Three critical components to non-invasive treatment for IVDD are strict crate rest, sedatives to promote relaxation, and pain medication.
Crate rest is mandatory for the IVDD to heal, if your dog's lifestyle does not include crate rest, or if they are otherwise very active and rarely slow down, your vet may prescribe medications to relax the dog and promote a more laid back lifestyle. We understand the trepidation some dog owners may have with medicating their pets in this way, but it is completely necessary in some cases to prevent energetic dogs from hurting themselves. With IVDD, a dog who does not get enough crate rest is at a hugely elevated risk of doing further damage that requires emergency surgery or, in some cases, incurable paralysis.
Pain medications will be prescribed if your dog is in discomfort. having a slipped disk hurts--it hurts a lot. If surgery is not the best path forward to correct the problem, pain medication will likely be required to keep the pain manageable while the injury heals.
What is IVDD surgery's success rate?
Based on the severity of IVDD's symptoms, it is graded on a scale of 1-5. A patient who is rated anywhere from 1-4 on that scale is expected to make a full recovery in 90% of cases.
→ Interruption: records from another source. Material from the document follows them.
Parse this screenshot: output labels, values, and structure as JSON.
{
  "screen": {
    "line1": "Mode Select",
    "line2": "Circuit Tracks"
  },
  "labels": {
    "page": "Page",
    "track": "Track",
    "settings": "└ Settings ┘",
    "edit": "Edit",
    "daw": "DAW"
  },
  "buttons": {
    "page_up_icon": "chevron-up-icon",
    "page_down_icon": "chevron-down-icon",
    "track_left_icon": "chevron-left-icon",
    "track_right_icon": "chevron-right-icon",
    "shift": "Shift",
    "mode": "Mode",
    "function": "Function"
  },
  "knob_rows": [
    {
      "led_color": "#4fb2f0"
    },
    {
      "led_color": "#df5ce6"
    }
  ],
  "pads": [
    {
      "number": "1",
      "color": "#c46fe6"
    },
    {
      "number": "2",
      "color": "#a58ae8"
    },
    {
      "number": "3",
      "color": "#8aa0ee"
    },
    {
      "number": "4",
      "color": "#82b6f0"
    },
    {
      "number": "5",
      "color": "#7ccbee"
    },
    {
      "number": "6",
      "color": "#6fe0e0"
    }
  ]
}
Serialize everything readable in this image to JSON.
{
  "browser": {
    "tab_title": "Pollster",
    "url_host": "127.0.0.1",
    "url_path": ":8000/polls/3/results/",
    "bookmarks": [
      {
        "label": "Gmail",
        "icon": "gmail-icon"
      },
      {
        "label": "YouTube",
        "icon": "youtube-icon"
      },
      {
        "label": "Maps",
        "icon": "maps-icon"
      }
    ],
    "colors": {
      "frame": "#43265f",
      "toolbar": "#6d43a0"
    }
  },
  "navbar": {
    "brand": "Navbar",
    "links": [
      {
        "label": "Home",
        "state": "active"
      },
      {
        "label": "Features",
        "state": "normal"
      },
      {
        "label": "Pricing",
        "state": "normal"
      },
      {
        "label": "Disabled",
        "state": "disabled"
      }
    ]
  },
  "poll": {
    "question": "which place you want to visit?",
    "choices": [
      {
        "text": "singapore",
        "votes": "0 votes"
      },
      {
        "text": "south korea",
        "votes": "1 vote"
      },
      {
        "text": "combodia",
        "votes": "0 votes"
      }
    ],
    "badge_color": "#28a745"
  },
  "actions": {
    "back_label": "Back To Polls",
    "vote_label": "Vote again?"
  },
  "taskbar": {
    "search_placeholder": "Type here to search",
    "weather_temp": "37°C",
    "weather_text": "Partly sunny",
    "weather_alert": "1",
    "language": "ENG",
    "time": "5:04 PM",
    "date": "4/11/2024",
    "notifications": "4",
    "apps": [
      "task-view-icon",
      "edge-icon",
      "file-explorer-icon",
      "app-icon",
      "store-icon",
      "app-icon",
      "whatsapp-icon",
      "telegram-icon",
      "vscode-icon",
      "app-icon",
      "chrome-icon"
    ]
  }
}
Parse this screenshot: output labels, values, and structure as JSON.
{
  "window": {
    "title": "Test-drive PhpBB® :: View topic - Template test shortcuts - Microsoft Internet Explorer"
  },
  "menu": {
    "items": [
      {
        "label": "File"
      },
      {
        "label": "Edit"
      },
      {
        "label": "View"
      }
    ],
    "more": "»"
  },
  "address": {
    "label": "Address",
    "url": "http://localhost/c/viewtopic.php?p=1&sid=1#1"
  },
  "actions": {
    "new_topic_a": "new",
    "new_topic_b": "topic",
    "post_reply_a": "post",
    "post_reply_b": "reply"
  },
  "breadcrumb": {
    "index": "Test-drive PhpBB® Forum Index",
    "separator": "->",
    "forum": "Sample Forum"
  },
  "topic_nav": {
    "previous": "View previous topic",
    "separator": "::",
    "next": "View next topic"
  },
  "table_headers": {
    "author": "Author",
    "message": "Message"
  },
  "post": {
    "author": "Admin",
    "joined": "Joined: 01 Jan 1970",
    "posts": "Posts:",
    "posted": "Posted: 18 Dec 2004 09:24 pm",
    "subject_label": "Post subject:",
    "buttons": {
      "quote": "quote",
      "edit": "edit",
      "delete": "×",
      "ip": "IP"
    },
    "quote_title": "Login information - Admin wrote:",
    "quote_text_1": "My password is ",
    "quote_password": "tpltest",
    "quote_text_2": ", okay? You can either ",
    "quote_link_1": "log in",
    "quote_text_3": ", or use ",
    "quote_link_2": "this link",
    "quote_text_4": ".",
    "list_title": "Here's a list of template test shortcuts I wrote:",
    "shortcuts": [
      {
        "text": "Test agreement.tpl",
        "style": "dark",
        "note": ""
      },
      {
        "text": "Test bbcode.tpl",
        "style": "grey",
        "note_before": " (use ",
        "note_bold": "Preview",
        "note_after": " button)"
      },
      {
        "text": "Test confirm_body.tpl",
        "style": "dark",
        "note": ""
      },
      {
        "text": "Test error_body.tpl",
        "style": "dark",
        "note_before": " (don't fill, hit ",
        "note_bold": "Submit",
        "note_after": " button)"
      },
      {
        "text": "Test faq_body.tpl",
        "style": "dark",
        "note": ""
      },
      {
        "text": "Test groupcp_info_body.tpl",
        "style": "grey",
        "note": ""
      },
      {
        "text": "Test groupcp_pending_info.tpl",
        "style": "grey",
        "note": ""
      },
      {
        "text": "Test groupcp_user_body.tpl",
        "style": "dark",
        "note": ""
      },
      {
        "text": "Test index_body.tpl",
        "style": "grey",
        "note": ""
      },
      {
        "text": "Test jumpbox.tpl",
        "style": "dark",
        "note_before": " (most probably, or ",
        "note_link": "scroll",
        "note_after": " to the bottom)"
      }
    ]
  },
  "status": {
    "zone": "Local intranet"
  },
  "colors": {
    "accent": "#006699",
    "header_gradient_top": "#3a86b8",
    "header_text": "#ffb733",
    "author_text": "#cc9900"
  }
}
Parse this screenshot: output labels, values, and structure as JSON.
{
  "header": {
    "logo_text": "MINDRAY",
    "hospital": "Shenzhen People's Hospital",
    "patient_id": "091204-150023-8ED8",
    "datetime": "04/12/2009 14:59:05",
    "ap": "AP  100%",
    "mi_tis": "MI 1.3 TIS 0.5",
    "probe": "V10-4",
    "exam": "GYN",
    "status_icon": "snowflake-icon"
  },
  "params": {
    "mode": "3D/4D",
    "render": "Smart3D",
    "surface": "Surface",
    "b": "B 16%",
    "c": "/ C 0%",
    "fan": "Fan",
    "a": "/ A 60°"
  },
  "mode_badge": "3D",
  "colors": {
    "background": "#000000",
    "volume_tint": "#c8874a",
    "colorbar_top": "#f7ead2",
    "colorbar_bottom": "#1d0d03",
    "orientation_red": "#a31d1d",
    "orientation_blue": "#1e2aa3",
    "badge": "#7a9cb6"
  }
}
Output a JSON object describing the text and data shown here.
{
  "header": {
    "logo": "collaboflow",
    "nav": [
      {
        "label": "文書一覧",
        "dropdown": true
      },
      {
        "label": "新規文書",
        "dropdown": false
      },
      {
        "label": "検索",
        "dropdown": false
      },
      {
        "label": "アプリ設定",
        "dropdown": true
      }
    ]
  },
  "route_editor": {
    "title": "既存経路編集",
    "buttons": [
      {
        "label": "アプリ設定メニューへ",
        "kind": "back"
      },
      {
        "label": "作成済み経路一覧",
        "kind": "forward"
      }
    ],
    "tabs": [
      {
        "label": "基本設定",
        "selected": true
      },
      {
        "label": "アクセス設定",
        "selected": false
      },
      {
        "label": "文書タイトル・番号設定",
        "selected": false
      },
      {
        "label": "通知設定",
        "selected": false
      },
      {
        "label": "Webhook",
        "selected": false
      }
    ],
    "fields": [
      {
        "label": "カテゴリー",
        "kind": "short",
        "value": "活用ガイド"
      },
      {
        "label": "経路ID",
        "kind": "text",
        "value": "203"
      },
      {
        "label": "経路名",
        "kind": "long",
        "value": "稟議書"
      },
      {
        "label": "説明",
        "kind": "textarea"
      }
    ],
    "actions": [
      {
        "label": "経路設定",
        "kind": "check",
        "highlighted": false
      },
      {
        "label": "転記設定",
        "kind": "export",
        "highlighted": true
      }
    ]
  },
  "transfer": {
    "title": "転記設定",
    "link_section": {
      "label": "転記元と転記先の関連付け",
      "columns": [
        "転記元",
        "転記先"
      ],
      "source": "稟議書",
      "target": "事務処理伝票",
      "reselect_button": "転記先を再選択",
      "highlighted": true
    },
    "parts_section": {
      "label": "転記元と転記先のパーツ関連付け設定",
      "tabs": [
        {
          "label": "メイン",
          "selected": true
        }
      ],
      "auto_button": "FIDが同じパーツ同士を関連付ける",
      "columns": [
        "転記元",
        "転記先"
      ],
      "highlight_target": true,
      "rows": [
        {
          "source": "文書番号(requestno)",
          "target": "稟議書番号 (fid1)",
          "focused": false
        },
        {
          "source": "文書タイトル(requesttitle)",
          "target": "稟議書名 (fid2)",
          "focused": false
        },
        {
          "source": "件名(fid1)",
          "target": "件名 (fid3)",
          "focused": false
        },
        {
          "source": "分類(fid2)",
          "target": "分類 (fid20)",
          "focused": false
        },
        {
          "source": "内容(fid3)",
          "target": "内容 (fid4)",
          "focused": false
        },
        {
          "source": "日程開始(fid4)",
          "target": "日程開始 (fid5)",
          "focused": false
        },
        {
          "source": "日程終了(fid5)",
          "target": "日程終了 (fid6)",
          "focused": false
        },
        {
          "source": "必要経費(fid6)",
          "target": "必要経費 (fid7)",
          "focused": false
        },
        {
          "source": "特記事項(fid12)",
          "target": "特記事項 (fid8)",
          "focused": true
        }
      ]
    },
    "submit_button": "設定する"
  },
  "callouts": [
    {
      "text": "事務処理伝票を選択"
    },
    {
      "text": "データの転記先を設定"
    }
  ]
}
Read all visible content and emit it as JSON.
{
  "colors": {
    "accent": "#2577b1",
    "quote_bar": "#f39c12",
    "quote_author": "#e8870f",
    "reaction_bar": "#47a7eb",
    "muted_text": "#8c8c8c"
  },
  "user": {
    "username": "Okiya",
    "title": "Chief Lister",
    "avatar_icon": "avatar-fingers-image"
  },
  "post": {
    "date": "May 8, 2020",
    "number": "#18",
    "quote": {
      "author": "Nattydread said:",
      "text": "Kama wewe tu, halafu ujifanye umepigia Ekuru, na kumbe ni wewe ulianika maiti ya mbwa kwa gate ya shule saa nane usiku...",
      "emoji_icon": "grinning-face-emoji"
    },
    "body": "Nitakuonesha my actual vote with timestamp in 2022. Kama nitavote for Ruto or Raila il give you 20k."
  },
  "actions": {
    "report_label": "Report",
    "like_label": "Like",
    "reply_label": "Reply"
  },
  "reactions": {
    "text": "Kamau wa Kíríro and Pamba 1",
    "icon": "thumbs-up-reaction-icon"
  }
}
This number severely drops to 50% or even 60% when operating on a grade 5 case of IVDD in dogs. And that percentage assumes that surgery is able to be administered within 24 hours of the start of symptoms.
IVDD gets worse over time, so while noninvasive options are preferred for dogs with a positive prognosis, it is also important not to wait too long before scheduling surgery if it is the right option for your pet. Your veterinarian will make a recommendation for surgery based on each individual patient's situation
Patients who undergo surgery will have the bone overlying the spinal cord, and the disc material compressing the spinal cord, removed. This will be followed by several days of hospitalization, pain management, physical therapy, and possible bladder management. Owners will need to continue physical therapy and exercise restrictions for a specified amount of time after the pet is discharged from the hospital.
How much does IVDD surgery cost?
IVDD surgery itself can cost anywhere from $1500 to $4000, and that does not include costs for x-rays and other imaging techniques that will be required to properly prepare for the surgery. All-inclusive, the cost of surgical treatment for IVDD can land anywhere within a range of $3000-$8000 dollars. If you own a dog breed that is particularly susceptible to IVDD, it may be a good idea to keep a savings fund or purchase pet care insurance in case the day comes where they need surgery. IVDD is considered a very treatable disease, and so it is best to make sure you're prepared for the financial burden it can present in order to keep your canine companion living a long and happy life.
What is the prognosis for dogs with IVDD?
For most pups, the success rate for IVDD surgery is quite good! Barring the most severe cases, most dogs who receive treatment for IVDD will make a full recovery. IVDD is one of the many reasons it is critical that you make annual routine checkups with your vet. Catching this condition as early as possible will help to reduce the costs and risks of surgery. It may even prevent the need for surgery altogether.